Griggs clarifies chain of command as he focuses on Italy
Veteran Molloy omitted from squad as coach makes three changes to starting Ireland XV
Stacey Flood: starts at No 10 against Italy having excelled as the outhalf replacement against France – so Hannah Tyrrell makes way. Photograph: Bryan Keane/Inpho
Ireland head coach Adam Griggs, speaking ahead of the final Six Nations match against Italy at Donnybrook on Saturday (12pm kick-off, live RTÉ Two), began yesterday’s press conference with an explanation.
“I fielded a question on Tuesday around the domestic game and who was in charge,” said Griggs.
“On reflection, I probably wasn’t as clear as I could have been so I feel it is important to acknowledge the work that Collie McEntee [IRFU director of rugby development] and Amanda Greensmith [women’s development manager] and the domestic game do in running our pathways and also our interprovincial series, so hopefully that can clear up some of the comments that were made.”
Griggs stated that he was “put on the spot” by two questions, asking him who runs the women’s game below the international squad.
“I know that we are running it as a body but you are looking for names and I am unable to give you names of who is running it,” he said on Tuesday.
Come Thursday, the New Zealander added: “The questions are understandable. What we have in place is a really good model and a good structure. There is more work to be done in terms of growing the game, get the numbers up which will improve the competitiveness at the top level of the game.
“It was important to make that clarification.”
However, Griggs refused to answer two more questions about why both of the IRFU’s formal press conferences the week of a major Test match took place without any players, even captain Ciara Griffin, who is now doing a Captain’s Run media interview on Friday morning.
Griggs is a professional IRFU coach, working with the Sevens programme, who came through the Canterbury Crusaders academy before helping Lansdowne win the AIL in 2015.
The situation he finds himself in is similar to his predecessor, Tom Tierney, in that he is repeatedly asked questions about the women’s game and its structures that only his employers can answer.
Greensmith, capped 20 times by Ireland between 2002 and 2007, doubles up as a “women’s development officer” for Munster, according to her Linkedin page.

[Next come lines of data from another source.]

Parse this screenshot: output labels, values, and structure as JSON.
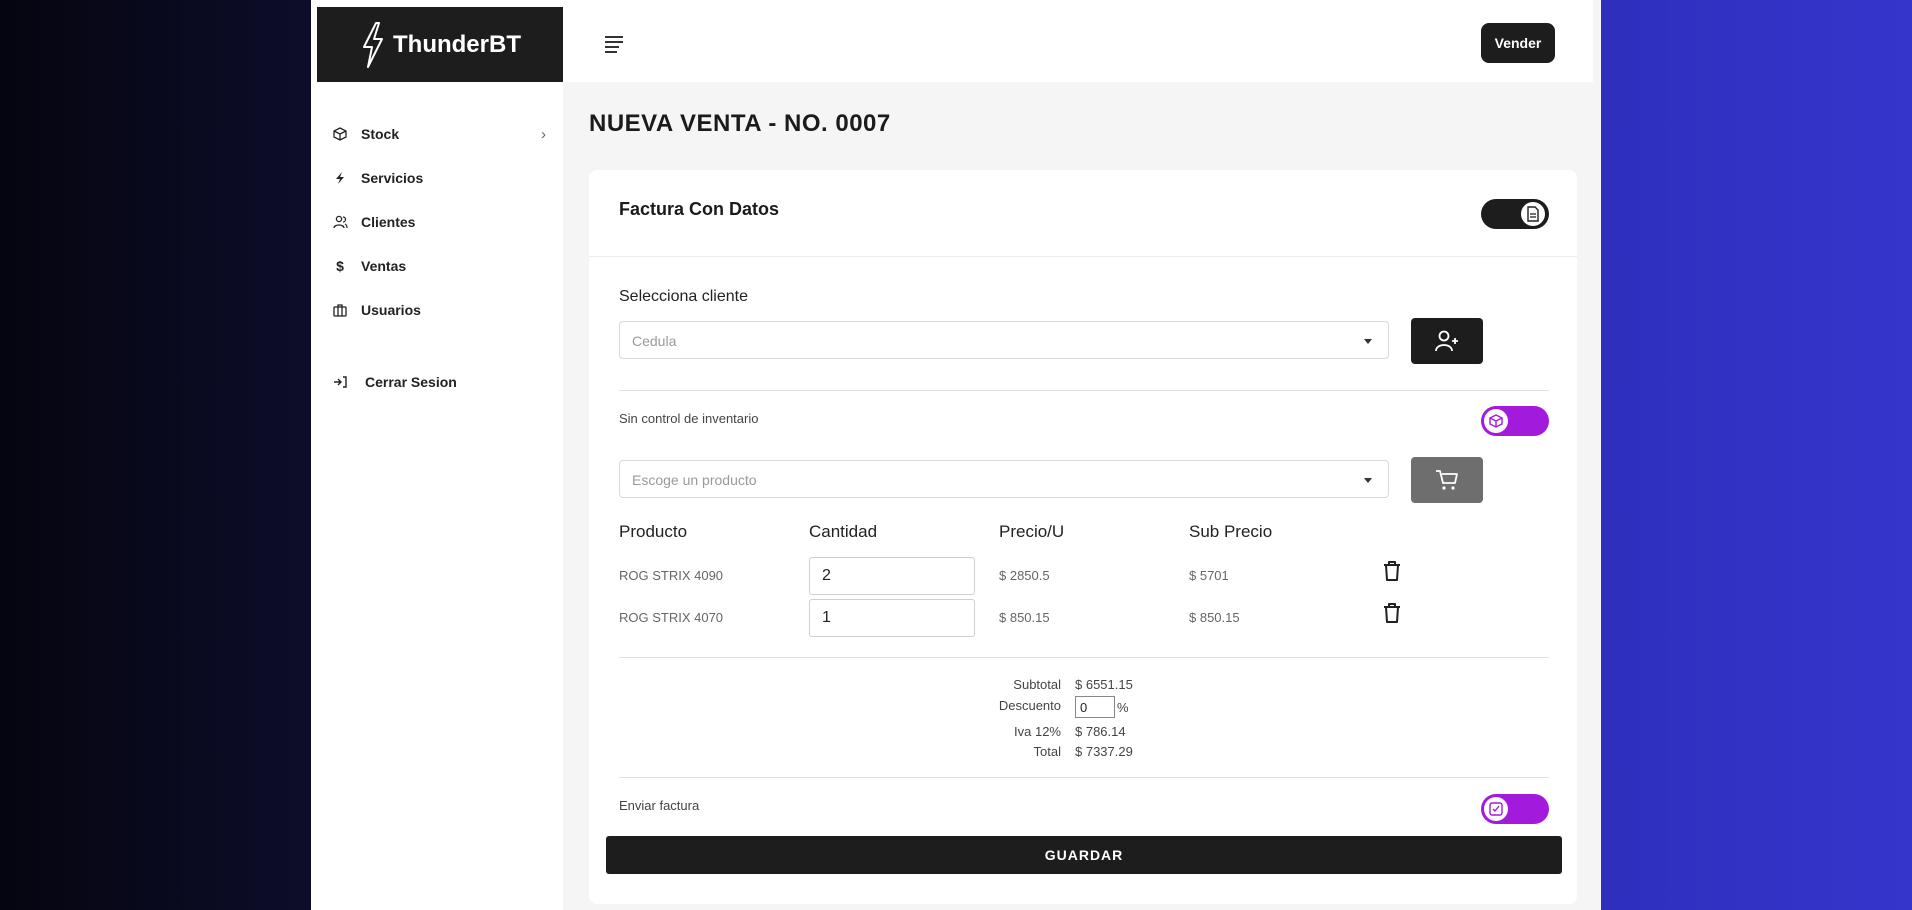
{
  "app": {
    "brand": "ThunderBT"
  },
  "sidebar": {
    "items": [
      {
        "label": "Stock",
        "icon": "cube-icon",
        "chevron": "›"
      },
      {
        "label": "Servicios",
        "icon": "bolt-icon"
      },
      {
        "label": "Clientes",
        "icon": "users-icon"
      },
      {
        "label": "Ventas",
        "icon": "dollar-icon"
      },
      {
        "label": "Usuarios",
        "icon": "briefcase-icon"
      }
    ],
    "logout": {
      "label": "Cerrar Sesion",
      "icon": "logout-icon"
    }
  },
  "header": {
    "vender_label": "Vender"
  },
  "page": {
    "title": "NUEVA VENTA - NO. 0007"
  },
  "card": {
    "title": "Factura Con Datos",
    "cliente_label": "Selecciona cliente",
    "cliente_placeholder": "Cedula",
    "inventario_label": "Sin control de inventario",
    "producto_placeholder": "Escoge un producto",
    "columns": [
      "Producto",
      "Cantidad",
      "Precio/U",
      "Sub Precio"
    ],
    "rows": [
      {
        "producto": "ROG STRIX 4090",
        "cantidad": "2",
        "precio": "$ 2850.5",
        "sub": "$ 5701"
      },
      {
        "producto": "ROG STRIX 4070",
        "cantidad": "1",
        "precio": "$ 850.15",
        "sub": "$ 850.15"
      }
    ],
    "totals": {
      "subtotal_label": "Subtotal",
      "subtotal": "$ 6551.15",
      "descuento_label": "Descuento",
      "descuento": "0",
      "descuento_unit": "%",
      "iva_label": "Iva 12%",
      "iva": "$ 786.14",
      "total_label": "Total",
      "total": "$ 7337.29"
    },
    "enviar_label": "Enviar factura",
    "save_label": "GUARDAR"
  },
  "colors": {
    "dark": "#1d1d1d",
    "accent_purple": "#a21bdc",
    "gray_button": "#6e6e6e"
  }
}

McEntee was Leinster academy manager for eight years, up to 2012, before switching back to work in the IRFU head office. As a player he togged for Naas, Greystones, Lansdowne and Leinster.
Griggs confirmed that Claire Molloy, Ireland’s most experienced player, has been dropped from the match-day squad to face Italy following last week’s 56-15 loss to France. Molloy was the last link to the 2013 Grand Slam team that also reached the 2014 World Cup semi-final.
“I had a good conversation with Claire,” he said. “She is one of our most experienced players, very level-headed, and I set her a couple of targets away from the group that I feel she can keep improving on.
“That is the beauty of this game – you can have 70 odd caps and still be learning things. She is the first to admit that a couple parts of her performance weren’t up to scratch, and she knows that this is a competitive squad.
“Around players coming into the starting side, we have talked about building depth and improving competition. I wouldn’t be true to my word if we are not giving the other players a shot.”
Ulster’s Brittany Hogan comes into the backrow at openside, instead of Molloy, with Railway Union’s promising flanker Grace Moore set to be capped off the bench.
Twice capped Stacey Flood wears number 10, after she excelled as the outhalf replacement against France, so Hannah Tyrrell makes way.
The third change to Griggs’ starting XV sees Amee-Leigh Murphy Crowe on the right wing instead of Lauren Delany while Harlequins prop Leah Lyons and Malone’s Neve Jones replace Emma Hooban and Katie O’Dwyer as frontrow cover.
The game was initially scheduled for Parma but the Italian federation agreed to the Dublin switch so Irish amateur players can avoid quarantining on their return home. Many of them have careers to return to on Monday morning.